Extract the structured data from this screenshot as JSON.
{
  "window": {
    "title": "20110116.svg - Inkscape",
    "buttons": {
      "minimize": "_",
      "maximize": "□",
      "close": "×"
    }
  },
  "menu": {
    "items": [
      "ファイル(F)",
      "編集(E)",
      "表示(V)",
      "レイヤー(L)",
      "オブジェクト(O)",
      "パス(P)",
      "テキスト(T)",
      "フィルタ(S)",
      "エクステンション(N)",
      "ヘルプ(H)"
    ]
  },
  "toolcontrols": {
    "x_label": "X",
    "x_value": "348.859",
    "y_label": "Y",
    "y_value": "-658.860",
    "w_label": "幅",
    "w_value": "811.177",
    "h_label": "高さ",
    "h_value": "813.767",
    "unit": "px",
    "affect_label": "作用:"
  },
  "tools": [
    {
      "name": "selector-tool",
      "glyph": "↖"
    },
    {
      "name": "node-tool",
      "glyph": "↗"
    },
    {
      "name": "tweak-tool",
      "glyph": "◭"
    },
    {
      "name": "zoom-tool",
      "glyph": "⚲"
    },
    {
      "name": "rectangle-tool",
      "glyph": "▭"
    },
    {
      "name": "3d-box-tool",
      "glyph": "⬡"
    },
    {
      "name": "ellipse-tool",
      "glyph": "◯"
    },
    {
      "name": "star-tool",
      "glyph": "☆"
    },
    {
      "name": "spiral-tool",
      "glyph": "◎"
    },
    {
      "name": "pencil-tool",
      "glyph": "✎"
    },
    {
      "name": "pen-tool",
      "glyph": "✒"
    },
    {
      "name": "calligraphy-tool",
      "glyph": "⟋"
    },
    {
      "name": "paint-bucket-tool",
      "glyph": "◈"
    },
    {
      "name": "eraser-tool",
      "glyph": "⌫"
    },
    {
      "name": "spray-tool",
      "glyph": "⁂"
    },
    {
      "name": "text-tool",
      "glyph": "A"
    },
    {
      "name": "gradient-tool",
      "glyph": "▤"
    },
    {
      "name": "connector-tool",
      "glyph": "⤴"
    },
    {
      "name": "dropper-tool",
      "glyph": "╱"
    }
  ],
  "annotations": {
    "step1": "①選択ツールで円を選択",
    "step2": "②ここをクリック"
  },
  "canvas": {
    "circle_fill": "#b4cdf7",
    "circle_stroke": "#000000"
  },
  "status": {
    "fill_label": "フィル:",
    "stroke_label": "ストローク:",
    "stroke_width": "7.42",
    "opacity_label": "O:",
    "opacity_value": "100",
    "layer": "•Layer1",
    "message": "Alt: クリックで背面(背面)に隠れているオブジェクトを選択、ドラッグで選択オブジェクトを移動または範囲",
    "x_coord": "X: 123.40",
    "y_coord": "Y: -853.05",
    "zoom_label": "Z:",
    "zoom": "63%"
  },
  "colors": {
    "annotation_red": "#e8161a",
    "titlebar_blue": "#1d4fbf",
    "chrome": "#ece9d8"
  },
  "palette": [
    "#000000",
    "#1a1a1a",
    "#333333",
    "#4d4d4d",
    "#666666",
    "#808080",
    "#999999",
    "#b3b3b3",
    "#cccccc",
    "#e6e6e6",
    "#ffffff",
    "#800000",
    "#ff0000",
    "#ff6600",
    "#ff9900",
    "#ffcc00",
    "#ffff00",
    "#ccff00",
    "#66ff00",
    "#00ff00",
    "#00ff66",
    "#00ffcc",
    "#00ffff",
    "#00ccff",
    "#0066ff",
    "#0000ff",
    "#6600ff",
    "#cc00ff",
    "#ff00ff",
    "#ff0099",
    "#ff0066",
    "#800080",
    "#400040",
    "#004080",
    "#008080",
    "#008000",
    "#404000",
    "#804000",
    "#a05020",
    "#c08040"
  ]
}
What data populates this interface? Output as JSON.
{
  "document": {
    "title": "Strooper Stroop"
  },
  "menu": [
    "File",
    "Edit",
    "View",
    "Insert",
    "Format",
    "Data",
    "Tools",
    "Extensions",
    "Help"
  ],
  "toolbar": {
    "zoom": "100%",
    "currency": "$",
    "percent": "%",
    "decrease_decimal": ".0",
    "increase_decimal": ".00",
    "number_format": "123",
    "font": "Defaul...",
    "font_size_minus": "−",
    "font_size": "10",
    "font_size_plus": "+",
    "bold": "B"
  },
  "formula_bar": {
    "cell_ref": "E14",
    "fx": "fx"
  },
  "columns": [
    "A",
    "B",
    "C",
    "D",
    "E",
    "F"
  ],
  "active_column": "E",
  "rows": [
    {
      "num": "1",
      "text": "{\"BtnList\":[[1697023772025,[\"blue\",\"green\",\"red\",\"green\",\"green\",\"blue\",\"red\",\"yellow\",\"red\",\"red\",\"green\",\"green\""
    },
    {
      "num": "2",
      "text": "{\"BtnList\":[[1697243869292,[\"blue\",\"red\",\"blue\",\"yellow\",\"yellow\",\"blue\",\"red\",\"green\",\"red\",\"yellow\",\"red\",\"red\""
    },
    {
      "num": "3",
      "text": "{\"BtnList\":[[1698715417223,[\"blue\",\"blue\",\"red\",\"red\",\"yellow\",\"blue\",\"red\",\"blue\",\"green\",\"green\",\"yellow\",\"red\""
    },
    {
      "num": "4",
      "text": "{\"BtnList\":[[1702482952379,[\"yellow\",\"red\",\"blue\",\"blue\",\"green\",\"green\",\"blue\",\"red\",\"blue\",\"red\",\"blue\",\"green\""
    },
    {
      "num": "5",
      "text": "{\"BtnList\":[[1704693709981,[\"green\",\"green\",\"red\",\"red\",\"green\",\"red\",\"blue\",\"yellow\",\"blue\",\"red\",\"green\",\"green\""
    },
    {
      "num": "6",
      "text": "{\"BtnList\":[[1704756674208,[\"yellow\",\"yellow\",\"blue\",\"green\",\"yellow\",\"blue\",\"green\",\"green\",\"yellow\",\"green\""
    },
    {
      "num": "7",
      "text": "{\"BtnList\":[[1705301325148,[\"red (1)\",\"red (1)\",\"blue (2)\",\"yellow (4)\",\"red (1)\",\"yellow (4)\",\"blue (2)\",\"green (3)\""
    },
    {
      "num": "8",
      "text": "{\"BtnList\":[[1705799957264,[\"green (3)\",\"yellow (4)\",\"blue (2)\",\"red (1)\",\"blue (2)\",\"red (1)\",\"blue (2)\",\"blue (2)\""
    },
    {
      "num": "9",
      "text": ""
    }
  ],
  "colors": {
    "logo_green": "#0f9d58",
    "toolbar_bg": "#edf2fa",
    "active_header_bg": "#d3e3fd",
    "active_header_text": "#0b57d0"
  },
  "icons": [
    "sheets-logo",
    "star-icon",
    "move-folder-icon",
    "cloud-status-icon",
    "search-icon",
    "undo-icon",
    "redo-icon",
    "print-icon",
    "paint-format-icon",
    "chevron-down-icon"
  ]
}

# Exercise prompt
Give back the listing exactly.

# Reply
Extract the structured data from this screenshot as JSON.
{
  "window": {
    "title": "20110116.svg - Inkscape",
    "buttons": {
      "minimize": "_",
      "maximize": "□",
      "close": "×"
    }
  },
  "menu": {
    "items": [
      "ファイル(F)",
      "編集(E)",
      "表示(V)",
      "レイヤー(L)",
      "オブジェクト(O)",
      "パス(P)",
      "テキスト(T)",
      "フィルタ(S)",
      "エクステンション(N)",
      "ヘルプ(H)"
    ]
  },
  "toolcontrols": {
    "x_label": "X",
    "x_value": "348.859",
    "y_label": "Y",
    "y_value": "-658.860",
    "w_label": "幅",
    "w_value": "811.177",
    "h_label": "高さ",
    "h_value": "813.767",
    "unit": "px",
    "affect_label": "作用:"
  },
  "tools": [
    {
      "name": "selector-tool",
      "glyph": "↖"
    },
    {
      "name": "node-tool",
      "glyph": "↗"
    },
    {
      "name": "tweak-tool",
      "glyph": "◭"
    },
    {
      "name": "zoom-tool",
      "glyph": "⚲"
    },
    {
      "name": "rectangle-tool",
      "glyph": "▭"
    },
    {
      "name": "3d-box-tool",
      "glyph": "⬡"
    },
    {
      "name": "ellipse-tool",
      "glyph": "◯"
    },
    {
      "name": "star-tool",
      "glyph": "☆"
    },
    {
      "name": "spiral-tool",
      "glyph": "◎"
    },
    {
      "name": "pencil-tool",
      "glyph": "✎"
    },
    {
      "name": "pen-tool",
      "glyph": "✒"
    },
    {
      "name": "calligraphy-tool",
      "glyph": "⟋"
    },
    {
      "name": "paint-bucket-tool",
      "glyph": "◈"
    },
    {
      "name": "eraser-tool",
      "glyph": "⌫"
    },
    {
      "name": "spray-tool",
      "glyph": "⁂"
    },
    {
      "name": "text-tool",
      "glyph": "A"
    },
    {
      "name": "gradient-tool",
      "glyph": "▤"
    },
    {
      "name": "connector-tool",
      "glyph": "⤴"
    },
    {
      "name": "dropper-tool",
      "glyph": "╱"
    }
  ],
  "annotations": {
    "step1": "①選択ツールで円を選択",
    "step2": "②ここをクリック"
  },
  "canvas": {
    "circle_fill": "#b4cdf7",
    "circle_stroke": "#000000"
  },
  "status": {
    "fill_label": "フィル:",
    "stroke_label": "ストローク:",
    "stroke_width": "7.42",
    "opacity_label": "O:",
    "opacity_value": "100",
    "layer": "•Layer1",
    "message": "Alt: クリックで背面(背面)に隠れているオブジェクトを選択、ドラッグで選択オブジェクトを移動または範囲",
    "x_coord": "X: 123.40",
    "y_coord": "Y: -853.05",
    "zoom_label": "Z:",
    "zoom": "63%"
  },
  "colors": {
    "annotation_red": "#e8161a",
    "titlebar_blue": "#1d4fbf",
    "chrome": "#ece9d8"
  },
  "palette": [
    "#000000",
    "#1a1a1a",
    "#333333",
    "#4d4d4d",
    "#666666",
    "#808080",
    "#999999",
    "#b3b3b3",
    "#cccccc",
    "#e6e6e6",
    "#ffffff",
    "#800000",
    "#ff0000",
    "#ff6600",
    "#ff9900",
    "#ffcc00",
    "#ffff00",
    "#ccff00",
    "#66ff00",
    "#00ff00",
    "#00ff66",
    "#00ffcc",
    "#00ffff",
    "#00ccff",
    "#0066ff",
    "#0000ff",
    "#6600ff",
    "#cc00ff",
    "#ff00ff",
    "#ff0099",
    "#ff0066",
    "#800080",
    "#400040",
    "#004080",
    "#008080",
    "#008000",
    "#404000",
    "#804000",
    "#a05020",
    "#c08040"
  ]
}
What data populates this interface? Output as JSON.
{
  "document": {
    "title": "Strooper Stroop"
  },
  "menu": [
    "File",
    "Edit",
    "View",
    "Insert",
    "Format",
    "Data",
    "Tools",
    "Extensions",
    "Help"
  ],
  "toolbar": {
    "zoom": "100%",
    "currency": "$",
    "percent": "%",
    "decrease_decimal": ".0",
    "increase_decimal": ".00",
    "number_format": "123",
    "font": "Defaul...",
    "font_size_minus": "−",
    "font_size": "10",
    "font_size_plus": "+",
    "bold": "B"
  },
  "formula_bar": {
    "cell_ref": "E14",
    "fx": "fx"
  },
  "columns": [
    "A",
    "B",
    "C",
    "D",
    "E",
    "F"
  ],
  "active_column": "E",
  "rows": [
    {
      "num": "1",
      "text": "{\"BtnList\":[[1697023772025,[\"blue\",\"green\",\"red\",\"green\",\"green\",\"blue\",\"red\",\"yellow\",\"red\",\"red\",\"green\",\"green\""
    },
    {
      "num": "2",
      "text": "{\"BtnList\":[[1697243869292,[\"blue\",\"red\",\"blue\",\"yellow\",\"yellow\",\"blue\",\"red\",\"green\",\"red\",\"yellow\",\"red\",\"red\""
    },
    {
      "num": "3",
      "text": "{\"BtnList\":[[1698715417223,[\"blue\",\"blue\",\"red\",\"red\",\"yellow\",\"blue\",\"red\",\"blue\",\"green\",\"green\",\"yellow\",\"red\""
    },
    {
      "num": "4",
      "text": "{\"BtnList\":[[1702482952379,[\"yellow\",\"red\",\"blue\",\"blue\",\"green\",\"green\",\"blue\",\"red\",\"blue\",\"red\",\"blue\",\"green\""
    },
    {
      "num": "5",
      "text": "{\"BtnList\":[[1704693709981,[\"green\",\"green\",\"red\",\"red\",\"green\",\"red\",\"blue\",\"yellow\",\"blue\",\"red\",\"green\",\"green\""
    },
    {
      "num": "6",
      "text": "{\"BtnList\":[[1704756674208,[\"yellow\",\"yellow\",\"blue\",\"green\",\"yellow\",\"blue\",\"green\",\"green\",\"yellow\",\"green\""
    },
    {
      "num": "7",
      "text": "{\"BtnList\":[[1705301325148,[\"red (1)\",\"red (1)\",\"blue (2)\",\"yellow (4)\",\"red (1)\",\"yellow (4)\",\"blue (2)\",\"green (3)\""
    },
    {
      "num": "8",
      "text": "{\"BtnList\":[[1705799957264,[\"green (3)\",\"yellow (4)\",\"blue (2)\",\"red (1)\",\"blue (2)\",\"red (1)\",\"blue (2)\",\"blue (2)\""
    },
    {
      "num": "9",
      "text": ""
    }
  ],
  "colors": {
    "logo_green": "#0f9d58",
    "toolbar_bg": "#edf2fa",
    "active_header_bg": "#d3e3fd",
    "active_header_text": "#0b57d0"
  },
  "icons": [
    "sheets-logo",
    "star-icon",
    "move-folder-icon",
    "cloud-status-icon",
    "search-icon",
    "undo-icon",
    "redo-icon",
    "print-icon",
    "paint-format-icon",
    "chevron-down-icon"
  ]
}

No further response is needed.